     Desperately looking for an advantage in having this many apps, I remembered the online/offline dilemma. At least having an app installed should give me more offline freedom, or not? Unfortunately not - because many apps are indeed just frontends to existing content. And if not, every single content you would want is an individual app that you need to find and download separately. In fact, instead of googling and surfing to content, in a way Apple prefers you to search in the App Store and install the one app for just this content.
What are the reasons for this mess?
  • Conceptually, to hide the shortcomings of the input methods, the shortcomings of the browser and the shortcomings of the display resolution and aspect ratio (2:3 instead of standards like 16:9 or 16:10).
  • Commercially, the trendiness of the iPhone and it’s mass market appeal combined with a fierce competition and freeloading on existing content. Plus Apple’s strategy of consumer lock-in.
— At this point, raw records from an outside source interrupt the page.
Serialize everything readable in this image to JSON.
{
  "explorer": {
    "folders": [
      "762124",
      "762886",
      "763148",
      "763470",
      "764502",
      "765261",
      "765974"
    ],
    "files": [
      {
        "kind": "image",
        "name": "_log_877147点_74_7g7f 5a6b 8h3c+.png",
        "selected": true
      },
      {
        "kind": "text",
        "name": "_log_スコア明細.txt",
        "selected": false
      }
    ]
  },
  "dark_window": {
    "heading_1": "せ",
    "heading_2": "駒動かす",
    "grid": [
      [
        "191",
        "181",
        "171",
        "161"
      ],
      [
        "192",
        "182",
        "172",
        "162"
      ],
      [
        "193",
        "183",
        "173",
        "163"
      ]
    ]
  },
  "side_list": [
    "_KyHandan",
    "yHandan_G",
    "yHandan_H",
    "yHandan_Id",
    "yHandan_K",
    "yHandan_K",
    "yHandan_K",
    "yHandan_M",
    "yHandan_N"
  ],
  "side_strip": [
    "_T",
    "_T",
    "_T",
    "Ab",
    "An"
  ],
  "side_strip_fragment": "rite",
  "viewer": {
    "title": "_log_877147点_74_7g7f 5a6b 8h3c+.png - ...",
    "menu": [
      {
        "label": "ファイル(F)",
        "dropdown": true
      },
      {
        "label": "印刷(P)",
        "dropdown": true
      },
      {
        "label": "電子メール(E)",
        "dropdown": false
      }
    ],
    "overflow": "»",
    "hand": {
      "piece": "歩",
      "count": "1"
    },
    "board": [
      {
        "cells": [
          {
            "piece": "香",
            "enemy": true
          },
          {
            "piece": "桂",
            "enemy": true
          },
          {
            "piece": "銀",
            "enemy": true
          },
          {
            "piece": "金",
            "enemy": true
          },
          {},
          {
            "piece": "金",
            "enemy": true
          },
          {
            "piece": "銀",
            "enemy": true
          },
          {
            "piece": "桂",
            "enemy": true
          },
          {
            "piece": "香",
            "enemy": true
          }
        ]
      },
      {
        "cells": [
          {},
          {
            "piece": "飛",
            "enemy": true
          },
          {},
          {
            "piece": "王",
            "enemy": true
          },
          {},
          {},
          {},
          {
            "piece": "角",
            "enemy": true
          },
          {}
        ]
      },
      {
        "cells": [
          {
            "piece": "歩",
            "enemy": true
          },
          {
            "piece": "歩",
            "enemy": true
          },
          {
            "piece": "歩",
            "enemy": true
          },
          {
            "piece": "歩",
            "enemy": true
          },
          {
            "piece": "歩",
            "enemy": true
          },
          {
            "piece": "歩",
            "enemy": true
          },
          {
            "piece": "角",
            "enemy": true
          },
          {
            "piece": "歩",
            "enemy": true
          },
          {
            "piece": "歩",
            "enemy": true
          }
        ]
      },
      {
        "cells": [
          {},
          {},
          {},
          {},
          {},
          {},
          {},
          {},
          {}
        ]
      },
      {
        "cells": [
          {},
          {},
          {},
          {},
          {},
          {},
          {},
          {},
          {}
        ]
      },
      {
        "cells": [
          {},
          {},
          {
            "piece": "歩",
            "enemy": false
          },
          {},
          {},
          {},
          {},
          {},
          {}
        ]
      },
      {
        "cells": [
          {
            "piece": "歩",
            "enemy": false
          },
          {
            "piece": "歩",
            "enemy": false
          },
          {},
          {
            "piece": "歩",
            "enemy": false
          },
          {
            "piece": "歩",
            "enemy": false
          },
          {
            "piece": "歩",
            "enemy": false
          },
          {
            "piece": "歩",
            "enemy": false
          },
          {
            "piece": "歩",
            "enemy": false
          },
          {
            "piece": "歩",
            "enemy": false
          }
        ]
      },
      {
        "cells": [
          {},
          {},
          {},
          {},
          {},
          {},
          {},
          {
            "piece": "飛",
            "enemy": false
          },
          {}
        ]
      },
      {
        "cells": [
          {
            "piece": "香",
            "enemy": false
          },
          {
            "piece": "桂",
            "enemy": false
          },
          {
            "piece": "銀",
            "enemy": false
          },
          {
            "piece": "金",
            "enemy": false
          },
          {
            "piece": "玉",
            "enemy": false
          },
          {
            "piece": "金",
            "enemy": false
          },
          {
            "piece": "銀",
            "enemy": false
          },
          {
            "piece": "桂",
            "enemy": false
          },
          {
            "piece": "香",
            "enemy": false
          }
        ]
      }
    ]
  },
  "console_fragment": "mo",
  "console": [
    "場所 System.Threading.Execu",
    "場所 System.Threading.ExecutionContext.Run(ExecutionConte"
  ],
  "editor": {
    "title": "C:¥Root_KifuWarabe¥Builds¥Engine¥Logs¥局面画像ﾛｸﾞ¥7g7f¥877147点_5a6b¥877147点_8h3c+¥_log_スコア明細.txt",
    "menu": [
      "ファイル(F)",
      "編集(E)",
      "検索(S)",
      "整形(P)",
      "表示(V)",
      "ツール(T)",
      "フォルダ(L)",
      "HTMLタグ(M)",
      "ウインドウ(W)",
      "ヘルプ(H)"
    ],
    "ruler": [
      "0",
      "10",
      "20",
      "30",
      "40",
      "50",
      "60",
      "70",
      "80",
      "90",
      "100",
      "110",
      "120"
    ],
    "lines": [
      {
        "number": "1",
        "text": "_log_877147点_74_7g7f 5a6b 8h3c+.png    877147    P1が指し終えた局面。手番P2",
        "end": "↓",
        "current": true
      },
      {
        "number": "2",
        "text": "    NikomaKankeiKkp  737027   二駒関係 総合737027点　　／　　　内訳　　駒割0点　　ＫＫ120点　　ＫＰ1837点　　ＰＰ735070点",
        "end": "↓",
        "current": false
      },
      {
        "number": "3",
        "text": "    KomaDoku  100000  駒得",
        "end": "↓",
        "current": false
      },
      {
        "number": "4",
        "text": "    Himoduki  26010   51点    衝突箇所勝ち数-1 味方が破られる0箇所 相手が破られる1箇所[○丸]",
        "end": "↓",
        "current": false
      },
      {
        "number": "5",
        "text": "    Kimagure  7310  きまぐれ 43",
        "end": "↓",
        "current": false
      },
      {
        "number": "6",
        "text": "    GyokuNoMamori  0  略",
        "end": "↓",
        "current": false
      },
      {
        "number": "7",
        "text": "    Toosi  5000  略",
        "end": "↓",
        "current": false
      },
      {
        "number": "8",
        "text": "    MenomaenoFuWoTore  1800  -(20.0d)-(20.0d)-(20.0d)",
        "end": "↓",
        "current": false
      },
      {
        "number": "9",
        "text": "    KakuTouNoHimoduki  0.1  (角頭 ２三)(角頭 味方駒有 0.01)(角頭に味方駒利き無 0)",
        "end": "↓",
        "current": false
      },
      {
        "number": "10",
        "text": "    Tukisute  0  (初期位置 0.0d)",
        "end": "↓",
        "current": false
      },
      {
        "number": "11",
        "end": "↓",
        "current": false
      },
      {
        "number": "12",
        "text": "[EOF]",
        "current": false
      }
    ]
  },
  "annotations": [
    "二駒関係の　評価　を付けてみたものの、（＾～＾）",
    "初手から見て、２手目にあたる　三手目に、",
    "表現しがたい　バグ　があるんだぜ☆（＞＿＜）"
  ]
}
   So where is all this heading to? sooner or later, 90% of the apps will be forgotten and long dead - it will begin as soon iPhone will get a higher resolution and and better browser; Flash might accelerate this process as well. At least finally some known software companies have started to acknowledge iPhone even if it took 3 years to get the Opera mini version. I can't help to find it somehow frustrating that Nokia's N900 got the full version of Opera mobile 10 in just a few months after the release but that's that, you win some you lose some. Perhaps one day we'll have Firefox too but considering their current position on HTML5 video this is 100% not going to happen.

   Speaking of other companies and application "lifetime", this is how things look for Nokia, Linux and Microsoft. Everything developed on their platforms is easy to port and bring to other operating systems. Provided you code an app for widows mobile, then you can easily bring that code to: Windows 7: Needles to say 90% out of all computers connected to the WWW run Windows.
Symbian: Nokia, Samsung and Sony smartphones.
Linux: Archos, Maemo, MeeGo (and perhaps even 
Android with some effort) smartphones, tablets, notebooks and laptops.

    With Microsoft, Linux and Nokia you have unlimited coding freedom, whereas with the iPhone SDK, what do you have? 
    With Apple you have a very limited user base (iPhone and iPad), your app is designed in a manner that requires you to scrap the whole code and start over in case you want to bring your app to another OS and do you even own the apps you built anymore, since all you can do is hope they meet the iStore policies? If you don't bow down to their rules, your application doesn't enter the store and you're stuck with a code that can't be turned into nothing.
        As a conclusion we can say this is a somewhat characteristic behavior for Apple - always about tying down the developer, controlling the end-user and always all about the numbers; look at the differences between 3G and 3GS, absolutely no innovations but instead they've increased the CPU clock, added more megapixels, added more RAM... and there's always stuff like the low stock they deliver for each batch of a product so they can say it's been outsold.
       Is this all apple promised to you developers or to you end-users before dedicating your time and hard earned cash to them? Of course not, there's the innovative űber-powerful device part as well!